What lines in the records below mention "Output"? List them all.

START DATA TO PROCESS

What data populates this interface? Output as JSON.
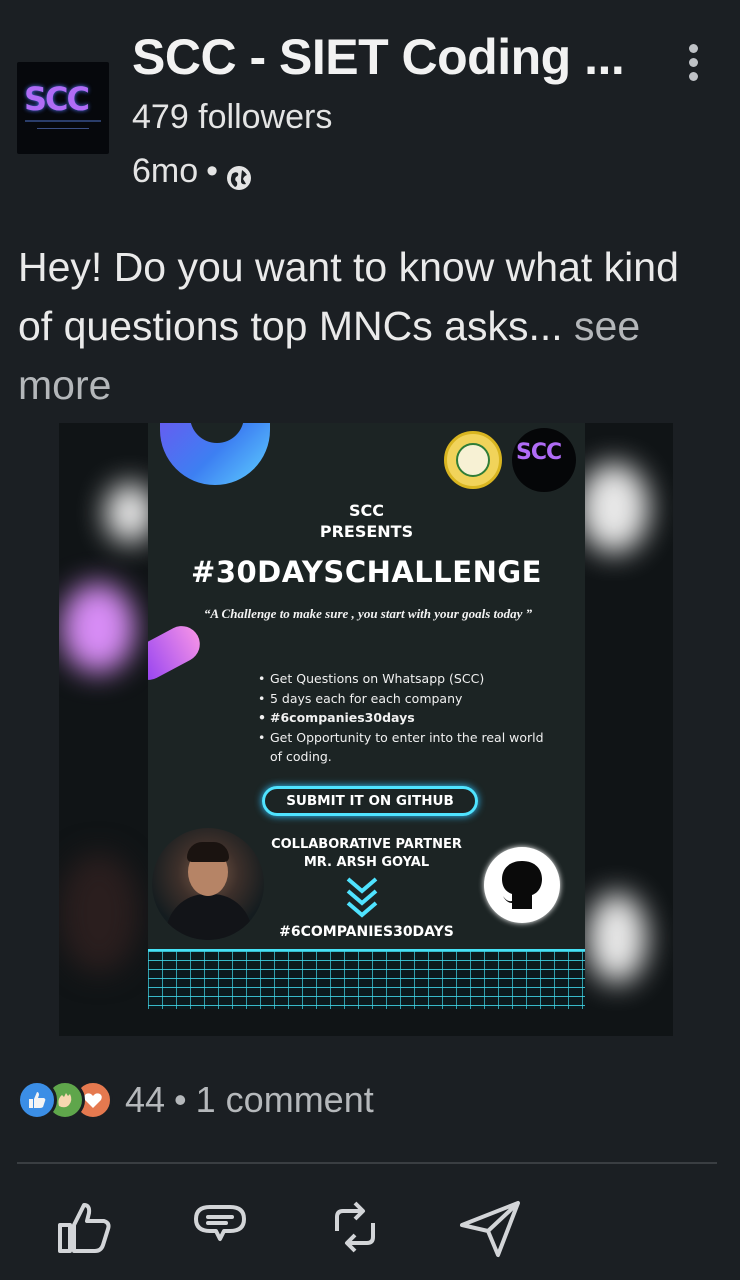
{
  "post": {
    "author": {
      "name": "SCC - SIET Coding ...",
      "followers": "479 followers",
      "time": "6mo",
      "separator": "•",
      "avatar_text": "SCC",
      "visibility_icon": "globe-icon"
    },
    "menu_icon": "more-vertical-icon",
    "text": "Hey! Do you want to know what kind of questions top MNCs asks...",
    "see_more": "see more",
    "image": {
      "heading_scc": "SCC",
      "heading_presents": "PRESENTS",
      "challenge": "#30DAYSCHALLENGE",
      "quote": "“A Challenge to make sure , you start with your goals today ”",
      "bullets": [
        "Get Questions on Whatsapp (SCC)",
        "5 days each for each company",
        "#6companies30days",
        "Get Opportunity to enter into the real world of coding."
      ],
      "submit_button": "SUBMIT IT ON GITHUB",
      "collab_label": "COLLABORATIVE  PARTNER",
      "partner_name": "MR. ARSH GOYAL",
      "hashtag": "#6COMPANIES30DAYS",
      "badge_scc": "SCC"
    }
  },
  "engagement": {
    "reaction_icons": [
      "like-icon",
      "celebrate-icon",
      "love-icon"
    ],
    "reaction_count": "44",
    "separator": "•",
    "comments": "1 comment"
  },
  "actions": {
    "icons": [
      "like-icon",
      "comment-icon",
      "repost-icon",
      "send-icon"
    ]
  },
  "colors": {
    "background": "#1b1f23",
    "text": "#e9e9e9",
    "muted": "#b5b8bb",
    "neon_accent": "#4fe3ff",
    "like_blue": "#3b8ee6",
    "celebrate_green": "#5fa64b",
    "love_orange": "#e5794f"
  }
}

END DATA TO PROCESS
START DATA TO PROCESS

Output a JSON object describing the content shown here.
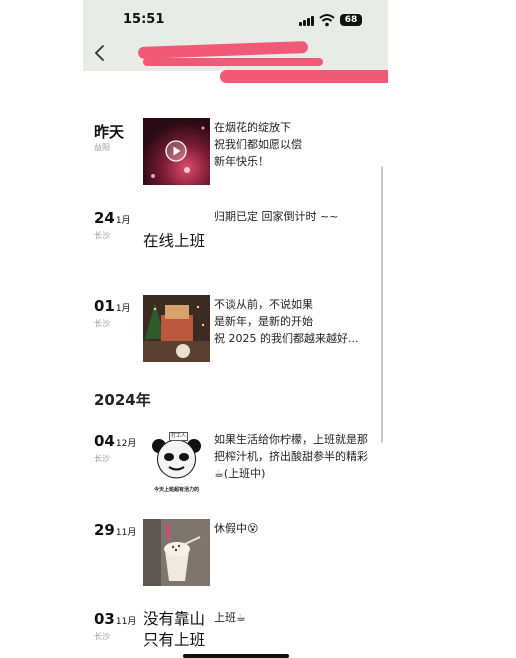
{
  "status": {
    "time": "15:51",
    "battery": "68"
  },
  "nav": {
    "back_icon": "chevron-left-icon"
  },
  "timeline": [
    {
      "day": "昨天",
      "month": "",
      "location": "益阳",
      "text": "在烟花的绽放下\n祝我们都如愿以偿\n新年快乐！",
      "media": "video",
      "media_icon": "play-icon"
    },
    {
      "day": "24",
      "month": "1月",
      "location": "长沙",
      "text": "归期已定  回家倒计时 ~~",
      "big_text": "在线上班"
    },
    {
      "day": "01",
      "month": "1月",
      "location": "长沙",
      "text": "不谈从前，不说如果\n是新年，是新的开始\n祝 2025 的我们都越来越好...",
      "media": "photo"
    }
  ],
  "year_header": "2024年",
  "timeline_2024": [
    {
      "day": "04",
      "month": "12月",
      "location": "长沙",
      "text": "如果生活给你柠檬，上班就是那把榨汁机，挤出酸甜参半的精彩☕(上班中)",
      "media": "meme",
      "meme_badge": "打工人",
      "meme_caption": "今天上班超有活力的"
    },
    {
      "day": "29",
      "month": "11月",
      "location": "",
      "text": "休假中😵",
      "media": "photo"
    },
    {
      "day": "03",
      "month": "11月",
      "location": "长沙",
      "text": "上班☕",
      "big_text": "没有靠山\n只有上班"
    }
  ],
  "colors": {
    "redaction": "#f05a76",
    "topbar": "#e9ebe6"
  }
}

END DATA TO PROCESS

RESPONSE
What data populates this interface? Output as JSON.
Output a JSON object describing the content shown here.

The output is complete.